At this point, little is known about this product.  If not all, some had hinged lids. The above photo proves that they were in the competitive "plaid" market for picnicware of the 1950's and 1960's but does not specifically date the product.  The weakest part of these products are the metal handles.  After looking at dozens of examples, those that had been packed heavily in the past also had distorted handles from the weight.   

Meanwhile, Nesco did do some things differently with their "Picnicryte, Coolryte and Grillryte" metal picnic products. While unconfirmed, the colors suggest that these may be mid-60's products going into the 70's. 


As a variation of the red plaid model seen above, Nesco began using the marketing term "ryte", as in doing it "right" on their products.  Because they appealed to a broader picnic market (don't forget the motorcycle/scooter crowd), they had some interesting variations for plaid.  Below is their bright yellow/black version that came in threee sizes.


The two preceeding pictures are a little misleading for proportion.  The cans are about 13" long but the container is only 6" or so high.  They are flatter and longer than a regular tin lunch box.  While not especially unique among tin picnicware so far, Nesco did do something special as seen in the next picture... they made a tin cooler (see below)!


The Coolryte is the same 13" width but is about 3" taller than the Picnicryte.  The sides and top are insulated and there is a metal inside shelf.  Gotham didn't provide cooling to their sets although Hamilton Skotch had large, plaid buckets seperate.


Further research shows that the "ryte" products were companion pieces although sold seperately.  Here's a vintge ad for these products.



I only recently discovered that there was a Grillryte product added to the product line.  They seem to be quite rare.  Here's one below:

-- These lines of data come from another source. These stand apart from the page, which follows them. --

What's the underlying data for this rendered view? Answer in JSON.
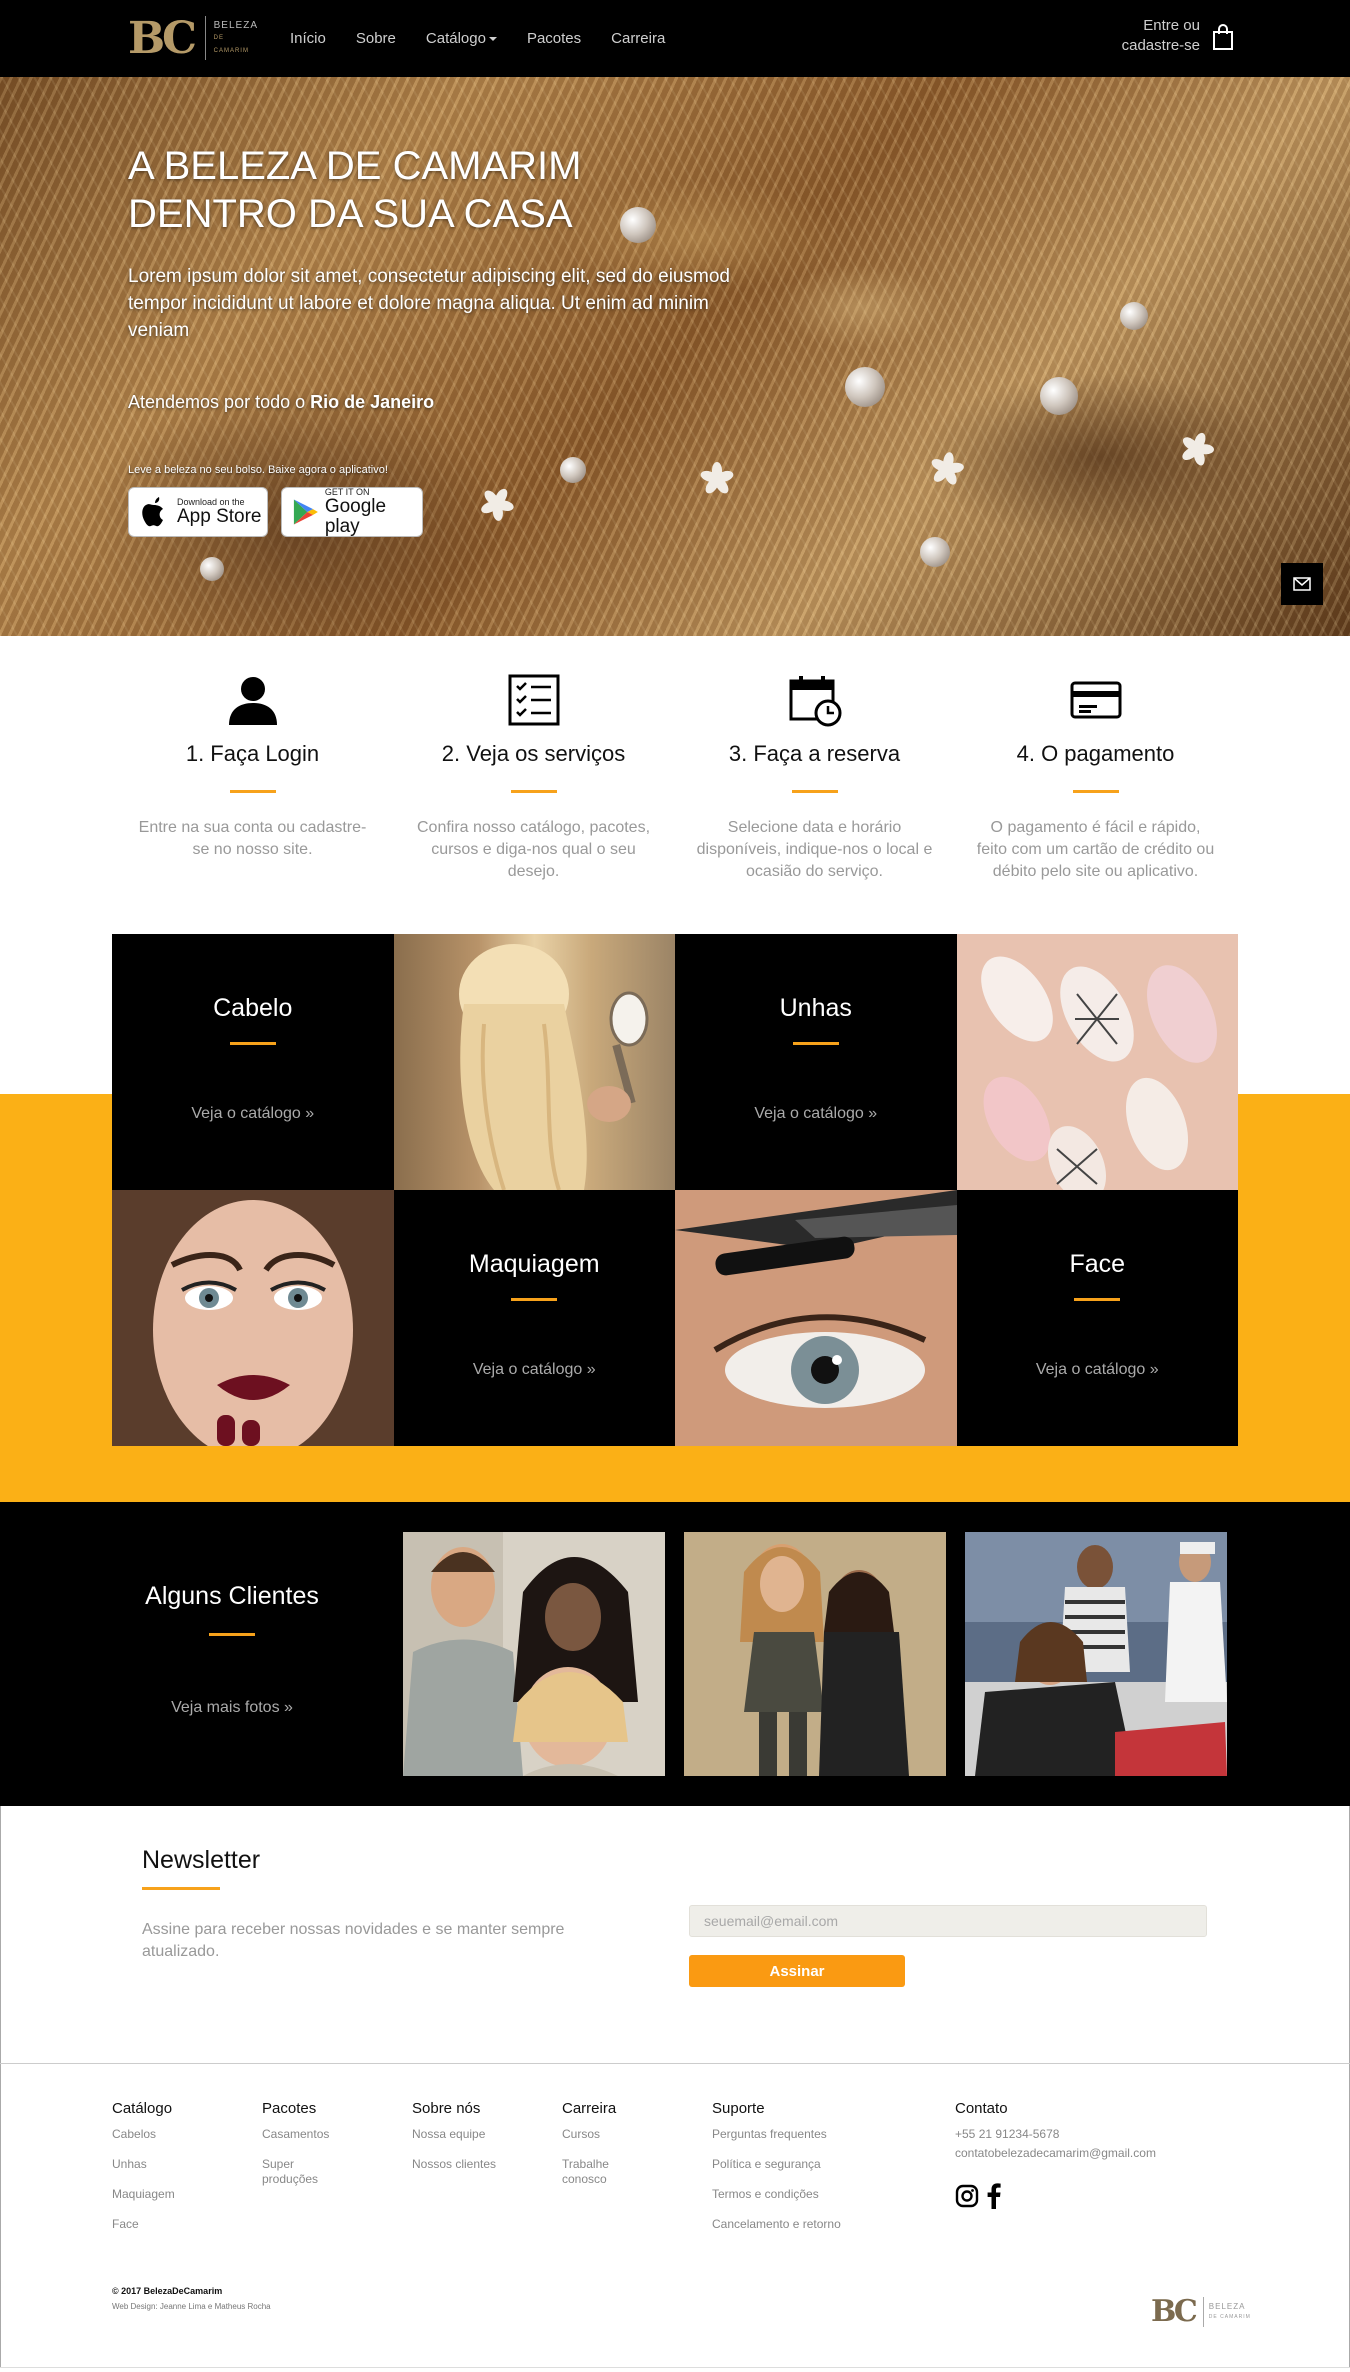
{
  "nav": {
    "logo_mark": "BC",
    "logo_name": "BELEZA",
    "logo_sub": "DE CAMARIM",
    "items": [
      "Início",
      "Sobre",
      "Catálogo",
      "Pacotes",
      "Carreira"
    ],
    "login_line1": "Entre ou",
    "login_line2": "cadastre-se"
  },
  "hero": {
    "title_line1": "A BELEZA DE CAMARIM",
    "title_line2": "DENTRO DA SUA CASA",
    "description": "Lorem ipsum dolor sit amet, consectetur adipiscing elit, sed do eiusmod tempor incididunt ut labore et dolore magna aliqua. Ut enim ad minim veniam",
    "served_prefix": "Atendemos por todo o ",
    "served_place": "Rio de Janeiro",
    "app_text": "Leve a beleza no seu bolso. Baixe agora o aplicativo!",
    "appstore_small": "Download on the",
    "appstore_big": "App Store",
    "google_small": "GET IT ON",
    "google_big": "Google play"
  },
  "steps": [
    {
      "icon": "user-icon",
      "title": "1. Faça Login",
      "text": "Entre na sua conta ou cadastre-se no nosso site."
    },
    {
      "icon": "checklist-icon",
      "title": "2. Veja os serviços",
      "text": "Confira nosso catálogo, pacotes, cursos e diga-nos qual o seu desejo."
    },
    {
      "icon": "calendar-clock-icon",
      "title": "3. Faça a reserva",
      "text": "Selecione data e horário disponíveis, indique-nos o local e ocasião do serviço."
    },
    {
      "icon": "credit-card-icon",
      "title": "4. O pagamento",
      "text": "O pagamento é fácil e rápido, feito com um cartão de crédito ou débito pelo site ou aplicativo."
    }
  ],
  "catalog": [
    {
      "title": "Cabelo",
      "link": "Veja o catálogo »"
    },
    {
      "title": "Unhas",
      "link": "Veja o catálogo »"
    },
    {
      "title": "Maquiagem",
      "link": "Veja o catálogo »"
    },
    {
      "title": "Face",
      "link": "Veja o catálogo »"
    }
  ],
  "clients": {
    "title": "Alguns Clientes",
    "link": "Veja mais fotos »"
  },
  "newsletter": {
    "title": "Newsletter",
    "text": "Assine para receber nossas novidades e se manter sempre atualizado.",
    "placeholder": "seuemail@email.com",
    "button": "Assinar"
  },
  "footer": {
    "columns": [
      {
        "head": "Catálogo",
        "items": [
          "Cabelos",
          "Unhas",
          "Maquiagem",
          "Face"
        ]
      },
      {
        "head": "Pacotes",
        "items": [
          "Casamentos",
          "Super produções"
        ]
      },
      {
        "head": "Sobre nós",
        "items": [
          "Nossa equipe",
          "Nossos clientes"
        ]
      },
      {
        "head": "Carreira",
        "items": [
          "Cursos",
          "Trabalhe conosco"
        ]
      },
      {
        "head": "Suporte",
        "items": [
          "Perguntas frequentes",
          "Política e segurança",
          "Termos e condições",
          "Cancelamento e retorno"
        ]
      }
    ],
    "contact": {
      "head": "Contato",
      "phone": "+55 21 91234-5678",
      "email": "contatobelezadecamarim@gmail.com"
    },
    "copyright": "© 2017 BelezaDeCamarim",
    "credit": "Web Design: Jeanne Lima e Matheus Rocha"
  },
  "colors": {
    "accent": "#f7a21b",
    "band": "#fbb016",
    "dark": "#000000"
  }
}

As for vintage car applications, Nescos haven't made the connection yet based on my experience but are fine examples of 50's - 70's (maybe) picnicware.  As we find out more, we'll add information.


Website Builder